In a lush and deliciously imaginative world where the land itself gives rise to powers—powerful but not omnipotent entities that strain to become gods—the human rulers who have magical connections to those powers are critical to ensuring their peoples’ well-being. Kehera is the heir to her country’s throne and has a deep tie to the gentle power of her land. A cruel king demands her hand in marriage; if he doesn’t get it, he’ll destroy her land’s powers and leave them exposed to the dangerous winter dragons. Reluctantly, Kehera accepts his demands and gives up her tie to save her people. This decision takes her on a journey that will put her in the path of strange powers, resilient sorcerers, and the ambitious but dangerously alluring Wolf Duke of Eäneté. The story is tense throughout, with attention focused on its characters and the implications of its worldbuilding. Kehera’s resolute devotion to fighting against the odds even as the world shifts and realigns around her carries through to the cosmically satisfying ultimate battle.

Killing Pace

Douglas Schofield. Minotaur, $25.99 (272p) ISBN 978-1-250-12055-7

Schofield (Storm Rising) enlivens a standard plot about a framed law-enforcement agent with some uncommon elements. In early 2015, amnesiac Lisa Green, who was in a car crash two months earlier, recovers her memory in Florida’s Everglades City. She realizes that she has been held prisoner for weeks, by a man purporting to be her boyfriend, and that she is in fact Laura Pace, an undercover Customs and Border Protection officer. Flash back to the previous year. Under an alias, Laura travels to Sicily, where she uncovers an illegal international adoption scheme operating between the island and Miami. Those responsible for the crime frame her for the murder of a couple in Miami and attempt to dispose of her by engineering the car crash.

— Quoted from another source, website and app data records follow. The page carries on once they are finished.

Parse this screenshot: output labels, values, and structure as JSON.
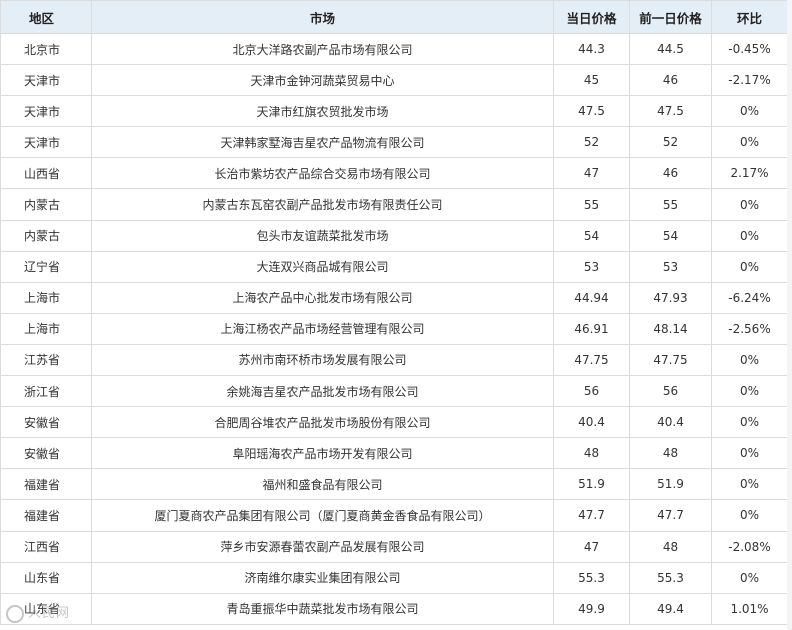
{
  "headers": {
    "region": "地区",
    "market": "市场",
    "today_price": "当日价格",
    "prev_price": "前一日价格",
    "ratio": "环比"
  },
  "rows": [
    {
      "region": "北京市",
      "market": "北京大洋路农副产品市场有限公司",
      "today": "44.3",
      "prev": "44.5",
      "ratio": "-0.45%"
    },
    {
      "region": "天津市",
      "market": "天津市金钟河蔬菜贸易中心",
      "today": "45",
      "prev": "46",
      "ratio": "-2.17%"
    },
    {
      "region": "天津市",
      "market": "天津市红旗农贸批发市场",
      "today": "47.5",
      "prev": "47.5",
      "ratio": "0%"
    },
    {
      "region": "天津市",
      "market": "天津韩家墅海吉星农产品物流有限公司",
      "today": "52",
      "prev": "52",
      "ratio": "0%"
    },
    {
      "region": "山西省",
      "market": "长治市紫坊农产品综合交易市场有限公司",
      "today": "47",
      "prev": "46",
      "ratio": "2.17%"
    },
    {
      "region": "内蒙古",
      "market": "内蒙古东瓦窑农副产品批发市场有限责任公司",
      "today": "55",
      "prev": "55",
      "ratio": "0%"
    },
    {
      "region": "内蒙古",
      "market": "包头市友谊蔬菜批发市场",
      "today": "54",
      "prev": "54",
      "ratio": "0%"
    },
    {
      "region": "辽宁省",
      "market": "大连双兴商品城有限公司",
      "today": "53",
      "prev": "53",
      "ratio": "0%"
    },
    {
      "region": "上海市",
      "market": "上海农产品中心批发市场有限公司",
      "today": "44.94",
      "prev": "47.93",
      "ratio": "-6.24%"
    },
    {
      "region": "上海市",
      "market": "上海江杨农产品市场经营管理有限公司",
      "today": "46.91",
      "prev": "48.14",
      "ratio": "-2.56%"
    },
    {
      "region": "江苏省",
      "market": "苏州市南环桥市场发展有限公司",
      "today": "47.75",
      "prev": "47.75",
      "ratio": "0%"
    },
    {
      "region": "浙江省",
      "market": "余姚海吉星农产品批发市场有限公司",
      "today": "56",
      "prev": "56",
      "ratio": "0%"
    },
    {
      "region": "安徽省",
      "market": "合肥周谷堆农产品批发市场股份有限公司",
      "today": "40.4",
      "prev": "40.4",
      "ratio": "0%"
    },
    {
      "region": "安徽省",
      "market": "阜阳瑶海农产品市场开发有限公司",
      "today": "48",
      "prev": "48",
      "ratio": "0%"
    },
    {
      "region": "福建省",
      "market": "福州和盛食品有限公司",
      "today": "51.9",
      "prev": "51.9",
      "ratio": "0%"
    },
    {
      "region": "福建省",
      "market": "厦门夏商农产品集团有限公司（厦门夏商黄金香食品有限公司）",
      "today": "47.7",
      "prev": "47.7",
      "ratio": "0%"
    },
    {
      "region": "江西省",
      "market": "萍乡市安源春蕾农副产品发展有限公司",
      "today": "47",
      "prev": "48",
      "ratio": "-2.08%"
    },
    {
      "region": "山东省",
      "market": "济南维尔康实业集团有限公司",
      "today": "55.3",
      "prev": "55.3",
      "ratio": "0%"
    },
    {
      "region": "山东省",
      "market": "青岛重振华中蔬菜批发市场有限公司",
      "today": "49.9",
      "prev": "49.4",
      "ratio": "1.01%"
    }
  ],
  "watermark": "人民网"
}
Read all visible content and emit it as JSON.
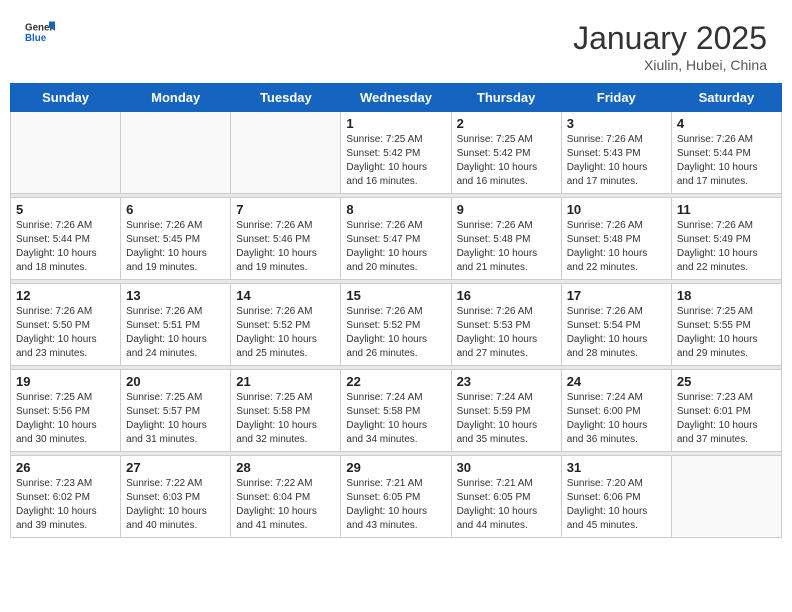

With her memory restored, Laura is determined to clear her name, bring the guilty parties to justice, and find a missing baby. Laura recruits an unusual group of allies, who range from members of a shadowy U.N. intelligence unit to a mobster from Schofield’s previous novel. Readers will eagerly await his next mystery.